What the task asks. Across the entries below, work out how many lines contain "name". Please give the number only.

--

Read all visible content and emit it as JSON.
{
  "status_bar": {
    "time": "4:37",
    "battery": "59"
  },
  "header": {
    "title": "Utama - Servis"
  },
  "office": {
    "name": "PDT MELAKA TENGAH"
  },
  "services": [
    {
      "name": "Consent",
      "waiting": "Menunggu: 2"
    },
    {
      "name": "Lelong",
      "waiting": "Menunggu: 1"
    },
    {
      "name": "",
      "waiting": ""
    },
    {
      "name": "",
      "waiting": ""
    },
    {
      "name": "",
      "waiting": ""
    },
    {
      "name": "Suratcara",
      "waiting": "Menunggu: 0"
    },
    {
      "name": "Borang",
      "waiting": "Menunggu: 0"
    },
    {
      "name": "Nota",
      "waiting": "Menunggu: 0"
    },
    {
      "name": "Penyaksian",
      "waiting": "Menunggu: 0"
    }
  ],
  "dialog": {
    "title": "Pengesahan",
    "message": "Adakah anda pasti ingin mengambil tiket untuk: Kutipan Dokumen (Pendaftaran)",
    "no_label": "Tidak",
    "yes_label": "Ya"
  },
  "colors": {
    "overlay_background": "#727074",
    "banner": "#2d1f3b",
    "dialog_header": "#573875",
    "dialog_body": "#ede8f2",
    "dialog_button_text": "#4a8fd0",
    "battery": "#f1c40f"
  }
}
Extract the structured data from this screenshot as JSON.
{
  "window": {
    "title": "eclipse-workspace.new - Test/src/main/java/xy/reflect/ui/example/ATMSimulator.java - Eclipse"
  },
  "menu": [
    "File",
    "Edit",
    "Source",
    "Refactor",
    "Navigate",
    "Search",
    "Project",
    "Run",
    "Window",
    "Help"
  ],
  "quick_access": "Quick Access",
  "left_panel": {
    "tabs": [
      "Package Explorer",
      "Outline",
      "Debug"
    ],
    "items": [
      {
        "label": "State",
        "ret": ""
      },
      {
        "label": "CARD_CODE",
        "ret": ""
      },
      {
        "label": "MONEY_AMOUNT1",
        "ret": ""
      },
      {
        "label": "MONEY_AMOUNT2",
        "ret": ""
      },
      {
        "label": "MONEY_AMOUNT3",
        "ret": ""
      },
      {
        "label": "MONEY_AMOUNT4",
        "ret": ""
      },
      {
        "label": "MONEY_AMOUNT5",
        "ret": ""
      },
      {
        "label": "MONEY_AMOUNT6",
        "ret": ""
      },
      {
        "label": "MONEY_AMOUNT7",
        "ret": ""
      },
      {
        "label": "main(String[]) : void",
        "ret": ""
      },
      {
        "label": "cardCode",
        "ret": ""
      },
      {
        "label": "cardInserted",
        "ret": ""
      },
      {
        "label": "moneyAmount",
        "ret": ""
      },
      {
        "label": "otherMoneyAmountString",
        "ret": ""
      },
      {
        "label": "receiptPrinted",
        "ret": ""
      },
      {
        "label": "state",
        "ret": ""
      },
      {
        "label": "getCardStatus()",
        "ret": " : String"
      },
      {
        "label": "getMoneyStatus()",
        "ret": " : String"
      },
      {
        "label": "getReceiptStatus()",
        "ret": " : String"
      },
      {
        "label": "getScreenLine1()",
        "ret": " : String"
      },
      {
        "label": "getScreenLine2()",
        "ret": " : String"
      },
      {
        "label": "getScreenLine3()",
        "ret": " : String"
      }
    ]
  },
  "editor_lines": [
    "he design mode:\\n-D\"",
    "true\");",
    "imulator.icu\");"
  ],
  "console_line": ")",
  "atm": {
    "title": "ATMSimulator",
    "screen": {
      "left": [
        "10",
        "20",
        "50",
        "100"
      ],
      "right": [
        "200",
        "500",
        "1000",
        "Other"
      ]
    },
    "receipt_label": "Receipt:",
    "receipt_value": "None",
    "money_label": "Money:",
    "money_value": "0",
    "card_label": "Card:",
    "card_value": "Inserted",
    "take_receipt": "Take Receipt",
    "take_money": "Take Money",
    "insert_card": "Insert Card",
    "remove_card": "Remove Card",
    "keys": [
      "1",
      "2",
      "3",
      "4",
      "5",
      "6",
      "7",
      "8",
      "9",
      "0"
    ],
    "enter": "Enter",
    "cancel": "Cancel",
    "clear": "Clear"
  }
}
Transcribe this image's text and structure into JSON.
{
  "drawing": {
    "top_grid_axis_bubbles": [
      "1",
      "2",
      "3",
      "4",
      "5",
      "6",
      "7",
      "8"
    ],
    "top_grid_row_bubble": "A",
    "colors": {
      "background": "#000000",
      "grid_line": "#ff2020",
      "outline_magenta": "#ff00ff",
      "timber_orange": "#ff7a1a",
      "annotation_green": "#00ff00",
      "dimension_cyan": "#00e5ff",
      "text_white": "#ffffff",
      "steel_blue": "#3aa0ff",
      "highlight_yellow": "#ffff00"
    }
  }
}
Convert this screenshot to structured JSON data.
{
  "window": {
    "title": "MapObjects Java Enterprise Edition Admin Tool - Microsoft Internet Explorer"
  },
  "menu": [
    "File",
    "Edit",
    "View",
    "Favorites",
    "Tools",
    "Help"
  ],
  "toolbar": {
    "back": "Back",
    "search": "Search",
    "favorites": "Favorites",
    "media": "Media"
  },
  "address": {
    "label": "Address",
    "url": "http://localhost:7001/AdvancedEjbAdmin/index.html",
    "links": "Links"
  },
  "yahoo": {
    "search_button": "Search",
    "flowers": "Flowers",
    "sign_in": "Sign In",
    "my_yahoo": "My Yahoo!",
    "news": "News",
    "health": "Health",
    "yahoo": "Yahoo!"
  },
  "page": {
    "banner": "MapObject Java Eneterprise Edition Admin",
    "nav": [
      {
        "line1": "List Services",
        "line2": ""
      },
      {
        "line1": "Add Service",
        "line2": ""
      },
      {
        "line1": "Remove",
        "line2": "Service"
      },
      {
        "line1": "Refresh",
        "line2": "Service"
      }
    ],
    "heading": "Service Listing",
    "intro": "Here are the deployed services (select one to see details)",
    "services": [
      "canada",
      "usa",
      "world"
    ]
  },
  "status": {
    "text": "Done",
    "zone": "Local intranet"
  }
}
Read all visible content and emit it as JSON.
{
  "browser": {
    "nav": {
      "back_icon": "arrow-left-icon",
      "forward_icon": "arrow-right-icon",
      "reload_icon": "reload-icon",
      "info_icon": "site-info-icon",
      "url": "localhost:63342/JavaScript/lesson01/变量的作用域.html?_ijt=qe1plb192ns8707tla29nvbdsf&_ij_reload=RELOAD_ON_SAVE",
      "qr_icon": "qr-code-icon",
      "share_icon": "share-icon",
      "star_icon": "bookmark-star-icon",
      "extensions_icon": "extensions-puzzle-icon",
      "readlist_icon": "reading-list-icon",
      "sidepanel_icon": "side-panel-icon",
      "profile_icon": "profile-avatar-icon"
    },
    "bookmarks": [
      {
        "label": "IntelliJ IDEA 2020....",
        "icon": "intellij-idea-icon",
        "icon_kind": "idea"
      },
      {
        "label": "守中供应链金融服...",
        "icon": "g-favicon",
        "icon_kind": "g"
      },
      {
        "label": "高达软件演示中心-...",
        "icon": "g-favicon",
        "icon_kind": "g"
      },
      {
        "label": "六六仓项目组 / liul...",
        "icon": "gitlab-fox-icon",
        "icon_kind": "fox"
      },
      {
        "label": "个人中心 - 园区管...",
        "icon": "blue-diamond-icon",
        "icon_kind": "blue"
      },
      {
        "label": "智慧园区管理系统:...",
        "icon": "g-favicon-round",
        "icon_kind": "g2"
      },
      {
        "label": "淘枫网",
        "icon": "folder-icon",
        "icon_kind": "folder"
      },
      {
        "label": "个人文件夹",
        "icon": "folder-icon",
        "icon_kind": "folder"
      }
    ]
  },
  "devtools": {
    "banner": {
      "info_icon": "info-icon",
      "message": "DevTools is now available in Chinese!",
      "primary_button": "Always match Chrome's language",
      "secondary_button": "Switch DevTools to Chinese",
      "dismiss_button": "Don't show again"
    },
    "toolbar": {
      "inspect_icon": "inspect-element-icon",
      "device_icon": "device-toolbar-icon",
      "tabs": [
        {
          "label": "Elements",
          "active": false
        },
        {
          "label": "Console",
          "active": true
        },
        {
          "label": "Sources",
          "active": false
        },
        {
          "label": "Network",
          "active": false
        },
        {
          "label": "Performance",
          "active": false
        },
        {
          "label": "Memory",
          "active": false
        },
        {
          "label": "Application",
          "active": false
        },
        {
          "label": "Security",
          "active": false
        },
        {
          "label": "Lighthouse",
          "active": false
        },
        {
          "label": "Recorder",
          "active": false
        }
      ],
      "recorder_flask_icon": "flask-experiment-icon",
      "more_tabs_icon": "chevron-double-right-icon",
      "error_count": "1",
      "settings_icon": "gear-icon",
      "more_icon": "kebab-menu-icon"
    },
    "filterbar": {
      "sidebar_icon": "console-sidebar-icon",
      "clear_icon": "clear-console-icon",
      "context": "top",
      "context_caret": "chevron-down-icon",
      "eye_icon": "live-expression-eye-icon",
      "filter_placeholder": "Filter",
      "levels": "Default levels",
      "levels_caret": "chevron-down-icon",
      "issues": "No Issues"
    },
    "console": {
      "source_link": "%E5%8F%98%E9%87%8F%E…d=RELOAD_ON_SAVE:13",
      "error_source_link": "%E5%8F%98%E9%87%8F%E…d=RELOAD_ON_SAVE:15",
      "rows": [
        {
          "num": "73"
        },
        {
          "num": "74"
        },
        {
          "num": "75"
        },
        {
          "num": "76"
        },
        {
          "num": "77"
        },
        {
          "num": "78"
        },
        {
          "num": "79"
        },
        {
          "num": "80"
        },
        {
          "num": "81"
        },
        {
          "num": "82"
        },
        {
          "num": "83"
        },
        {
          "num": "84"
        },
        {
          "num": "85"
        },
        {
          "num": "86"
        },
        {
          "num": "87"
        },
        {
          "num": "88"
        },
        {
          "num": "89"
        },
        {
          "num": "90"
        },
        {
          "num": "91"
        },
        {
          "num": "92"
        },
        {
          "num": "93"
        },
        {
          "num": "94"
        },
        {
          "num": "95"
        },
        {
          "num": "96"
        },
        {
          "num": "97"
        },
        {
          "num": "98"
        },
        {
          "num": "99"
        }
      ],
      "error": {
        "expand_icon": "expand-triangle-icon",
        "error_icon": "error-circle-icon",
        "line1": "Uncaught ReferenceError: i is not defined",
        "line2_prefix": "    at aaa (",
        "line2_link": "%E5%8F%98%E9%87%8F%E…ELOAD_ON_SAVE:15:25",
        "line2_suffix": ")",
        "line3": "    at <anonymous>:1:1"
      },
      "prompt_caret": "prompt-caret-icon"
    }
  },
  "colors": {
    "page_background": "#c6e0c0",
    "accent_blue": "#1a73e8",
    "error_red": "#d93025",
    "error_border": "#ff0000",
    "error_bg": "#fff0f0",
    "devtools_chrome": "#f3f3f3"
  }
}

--

Output of the task. 10